Jailed Hong Kong activist Edward Leung has urged protesters not to be controlled by their hatred, and to focus on convincing those who oppose them.

Last year, Leung was sentenced to six years behind bars in connection with rioting during the Mong Kok unrest in 2016. During recent protests, his 2016 election slogan “reclaim Hong Kong; revolution of our times” has become a popular chant among anti-extradition law demonstrators. Some people have also been bringing photos of Leung to protests.

In a letter from prison addressed to “Hong Kong people,” dated last Friday, Leung said he has been receiving the latest news from radio, television and newspapers, and was saddened by the bloody scenes at protest sites.

Protesters brought a photo of Edward Leung during a protest in Sheung Shui on July 13, 2019. Photo: inmediahk.net.

“I hope my letter will not be sent too late,” he said. “I know that regardless of how hard I try, I cannot imagine the difficulties and pain you have been facing.”

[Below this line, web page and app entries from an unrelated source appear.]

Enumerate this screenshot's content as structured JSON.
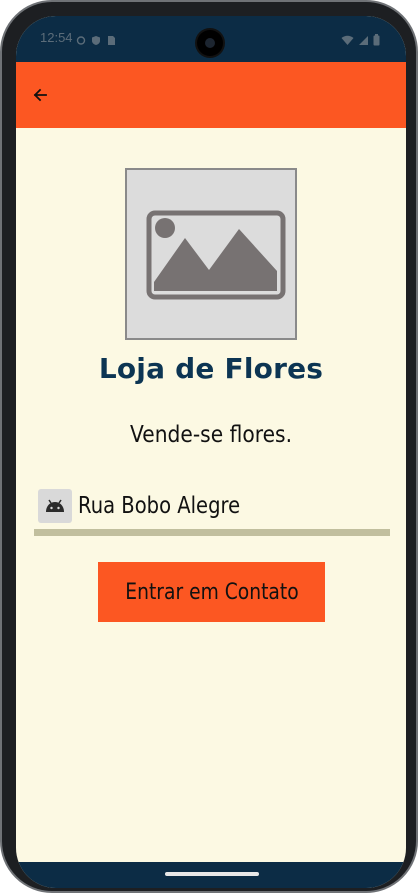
{
  "status_bar": {
    "time": "12:54",
    "left_icons": [
      "sync-icon",
      "shield-icon",
      "sim-icon"
    ],
    "right_icons": [
      "wifi-icon",
      "signal-icon",
      "battery-icon"
    ]
  },
  "app_bar": {
    "back_icon": "arrow-left-icon",
    "color": "#fc5722"
  },
  "store": {
    "image_placeholder_icon": "image-icon",
    "name": "Loja de Flores",
    "description": "Vende-se flores.",
    "address_icon": "android-icon",
    "address": "Rua Bobo Alegre"
  },
  "actions": {
    "contact_label": "Entrar em Contato"
  },
  "colors": {
    "accent": "#fc5722",
    "dark_blue": "#0c2c45",
    "background": "#fcf9e3",
    "title": "#0c3553"
  }
}
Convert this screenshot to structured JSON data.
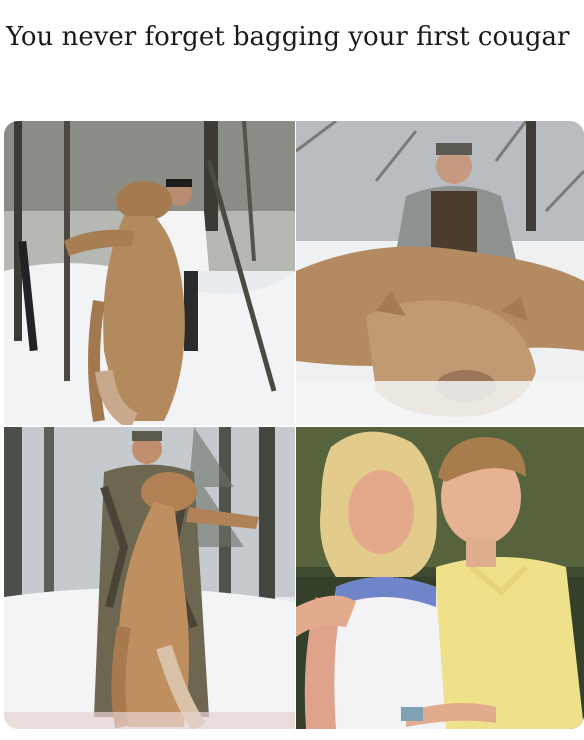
{
  "caption": "You never forget bagging your first cougar",
  "panels": [
    {
      "subject": "hunter-holding-cougar-snowy-forest"
    },
    {
      "subject": "hunter-kneeling-behind-cougar"
    },
    {
      "subject": "hunter-holding-cougar-winter-woods"
    },
    {
      "subject": "older-woman-with-young-man"
    }
  ]
}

“As the number of arrests and injuries rise, I think of the future you will face, and those wounds that are hard to heal. I want to know who can mend this wound in society.”

Large-scale anti-extradition bill protests have rocked the city since June. Over the weekend, police arrested at least 60 people, and around 40 were injured during escalating demonstrations.

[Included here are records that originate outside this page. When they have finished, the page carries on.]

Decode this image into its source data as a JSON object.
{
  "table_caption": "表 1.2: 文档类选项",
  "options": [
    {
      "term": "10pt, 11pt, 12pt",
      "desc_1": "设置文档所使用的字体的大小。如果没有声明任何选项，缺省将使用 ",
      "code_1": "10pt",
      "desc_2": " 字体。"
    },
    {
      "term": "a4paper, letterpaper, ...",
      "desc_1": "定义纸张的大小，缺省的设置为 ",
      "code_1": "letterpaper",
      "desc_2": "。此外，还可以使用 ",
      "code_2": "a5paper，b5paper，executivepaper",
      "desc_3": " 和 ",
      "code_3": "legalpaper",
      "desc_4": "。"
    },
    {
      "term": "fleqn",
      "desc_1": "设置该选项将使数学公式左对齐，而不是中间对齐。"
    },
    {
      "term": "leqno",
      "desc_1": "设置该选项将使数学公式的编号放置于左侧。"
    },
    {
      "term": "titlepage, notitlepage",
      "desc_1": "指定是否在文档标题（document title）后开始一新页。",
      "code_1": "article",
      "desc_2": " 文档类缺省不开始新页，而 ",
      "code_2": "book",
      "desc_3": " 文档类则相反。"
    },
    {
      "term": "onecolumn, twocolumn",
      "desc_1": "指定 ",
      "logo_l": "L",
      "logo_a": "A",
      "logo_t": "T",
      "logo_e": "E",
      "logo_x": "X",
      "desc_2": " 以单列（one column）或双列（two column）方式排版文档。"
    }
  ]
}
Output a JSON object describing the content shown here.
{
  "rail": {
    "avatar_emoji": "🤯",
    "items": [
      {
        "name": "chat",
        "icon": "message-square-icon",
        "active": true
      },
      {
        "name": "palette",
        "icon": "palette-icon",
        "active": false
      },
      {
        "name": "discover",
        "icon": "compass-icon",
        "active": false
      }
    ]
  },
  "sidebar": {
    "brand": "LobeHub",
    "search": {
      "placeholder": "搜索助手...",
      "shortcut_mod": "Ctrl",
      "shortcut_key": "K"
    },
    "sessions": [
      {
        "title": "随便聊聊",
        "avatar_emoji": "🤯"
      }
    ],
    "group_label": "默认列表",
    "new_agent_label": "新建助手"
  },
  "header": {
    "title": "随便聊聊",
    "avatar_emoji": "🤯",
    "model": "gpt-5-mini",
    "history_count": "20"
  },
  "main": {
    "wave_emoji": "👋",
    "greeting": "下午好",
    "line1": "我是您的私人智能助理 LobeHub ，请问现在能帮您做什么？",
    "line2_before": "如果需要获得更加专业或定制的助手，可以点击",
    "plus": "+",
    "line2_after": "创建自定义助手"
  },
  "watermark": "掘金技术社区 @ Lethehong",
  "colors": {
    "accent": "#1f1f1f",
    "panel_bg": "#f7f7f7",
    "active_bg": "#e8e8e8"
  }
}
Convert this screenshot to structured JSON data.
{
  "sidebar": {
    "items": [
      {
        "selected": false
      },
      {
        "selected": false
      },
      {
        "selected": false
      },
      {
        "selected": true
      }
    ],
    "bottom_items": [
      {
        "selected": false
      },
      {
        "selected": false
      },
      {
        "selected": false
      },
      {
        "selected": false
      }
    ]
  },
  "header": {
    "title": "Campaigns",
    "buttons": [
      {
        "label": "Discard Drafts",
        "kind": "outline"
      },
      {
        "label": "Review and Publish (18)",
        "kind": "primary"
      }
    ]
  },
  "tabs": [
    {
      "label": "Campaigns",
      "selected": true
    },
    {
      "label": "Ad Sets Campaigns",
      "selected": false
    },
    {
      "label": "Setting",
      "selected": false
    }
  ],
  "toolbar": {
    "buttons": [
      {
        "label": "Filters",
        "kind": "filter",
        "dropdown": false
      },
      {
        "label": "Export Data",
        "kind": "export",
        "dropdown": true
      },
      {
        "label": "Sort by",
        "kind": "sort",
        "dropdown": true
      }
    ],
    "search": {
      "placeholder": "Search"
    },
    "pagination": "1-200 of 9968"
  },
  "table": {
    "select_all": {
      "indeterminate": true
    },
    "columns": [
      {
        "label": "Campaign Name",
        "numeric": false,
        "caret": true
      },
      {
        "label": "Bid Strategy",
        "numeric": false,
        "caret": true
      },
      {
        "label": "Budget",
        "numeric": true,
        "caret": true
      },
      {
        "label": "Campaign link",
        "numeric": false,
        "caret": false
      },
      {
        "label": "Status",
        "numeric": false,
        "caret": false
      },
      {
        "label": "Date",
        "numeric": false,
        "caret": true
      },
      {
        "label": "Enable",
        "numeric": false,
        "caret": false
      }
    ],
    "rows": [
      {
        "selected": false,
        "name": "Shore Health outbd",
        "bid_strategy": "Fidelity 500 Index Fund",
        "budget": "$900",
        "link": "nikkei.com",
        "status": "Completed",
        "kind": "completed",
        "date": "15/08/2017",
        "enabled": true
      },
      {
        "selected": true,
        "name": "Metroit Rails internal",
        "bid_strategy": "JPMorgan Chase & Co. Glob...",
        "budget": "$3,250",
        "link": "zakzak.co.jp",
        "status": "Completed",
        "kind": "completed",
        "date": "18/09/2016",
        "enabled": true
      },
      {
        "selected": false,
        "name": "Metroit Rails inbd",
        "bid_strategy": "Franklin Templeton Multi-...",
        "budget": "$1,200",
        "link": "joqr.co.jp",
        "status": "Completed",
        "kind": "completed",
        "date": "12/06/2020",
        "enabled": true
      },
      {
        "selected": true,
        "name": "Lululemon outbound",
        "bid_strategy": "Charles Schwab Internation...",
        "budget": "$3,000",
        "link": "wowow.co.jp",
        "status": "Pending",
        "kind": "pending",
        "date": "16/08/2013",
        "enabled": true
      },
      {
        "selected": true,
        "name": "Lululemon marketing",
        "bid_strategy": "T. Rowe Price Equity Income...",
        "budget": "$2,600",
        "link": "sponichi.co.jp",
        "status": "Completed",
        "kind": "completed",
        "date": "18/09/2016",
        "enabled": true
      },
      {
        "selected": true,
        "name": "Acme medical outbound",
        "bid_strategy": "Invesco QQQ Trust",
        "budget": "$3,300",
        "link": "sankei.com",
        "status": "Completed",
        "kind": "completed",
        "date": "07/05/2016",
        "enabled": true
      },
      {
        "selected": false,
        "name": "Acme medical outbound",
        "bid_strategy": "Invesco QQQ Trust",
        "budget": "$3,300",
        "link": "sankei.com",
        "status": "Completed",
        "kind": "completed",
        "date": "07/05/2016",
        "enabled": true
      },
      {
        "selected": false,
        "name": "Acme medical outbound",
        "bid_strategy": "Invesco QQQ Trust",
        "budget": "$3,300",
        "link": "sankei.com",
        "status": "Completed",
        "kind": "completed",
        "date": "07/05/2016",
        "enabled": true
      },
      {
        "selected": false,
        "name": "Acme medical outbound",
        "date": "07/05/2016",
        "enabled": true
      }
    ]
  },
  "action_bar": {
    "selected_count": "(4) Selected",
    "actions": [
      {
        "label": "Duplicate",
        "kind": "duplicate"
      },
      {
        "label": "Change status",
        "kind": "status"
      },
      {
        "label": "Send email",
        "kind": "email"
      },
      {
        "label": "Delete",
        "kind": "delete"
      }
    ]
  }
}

Photo: May James/HKFP.

Leung said he has been separated from society for more than a year and a half and his comments may be cheap compared to others.

“Despite that, I want you to understand this: Because of your love of Hong Kong, you have shown incredible bravery and changed Hong Kong’s history,” he wrote.

“It is normal that you have hatred in your hearts, when real justice has yet to come. But I urge you not to be controlled by the hatred in these dangerous times, and to remain alert and keep thinking.”

He said politics was not just about keeping supporters, but also about converting people who do not support them.

“When those who are supposed to be fixing the problems in society choose to look the other way, and instead actively use Hong Kong’s fate as a political bargaining chip, what we need is – not to go up against them with our precious lives – but – in suffering – practice perseverance and hope,” he wrote, quoting Romans 5:3-5 of the Bible.

Photo: May James/HKFP.

“I sincerely hope all Hong Kong people can cross this historical juncture safely.”
The extradition bill would allow the city to handle case-by-case fugitive transfers to jurisdictions with no prior arrangments, including China. Critics have said residents are at risk of extradition to the mainland, which lacks human rights protections. On July 9, Chief Executive Carrie Lam declared the bill “dead,” but did not enact any mechanism to withdraw. More protests are due this coming weekend.

Kris Cheng

Kris Cheng is a Hong Kong journalist with an interest in local politics. His work has been featured in Washington Post, Public Radio International, Hong Kong Economic Times and others. He has a BSSc in Sociology from the Chinese University of Hong Kong. Kris is HKFP's Editorial Director.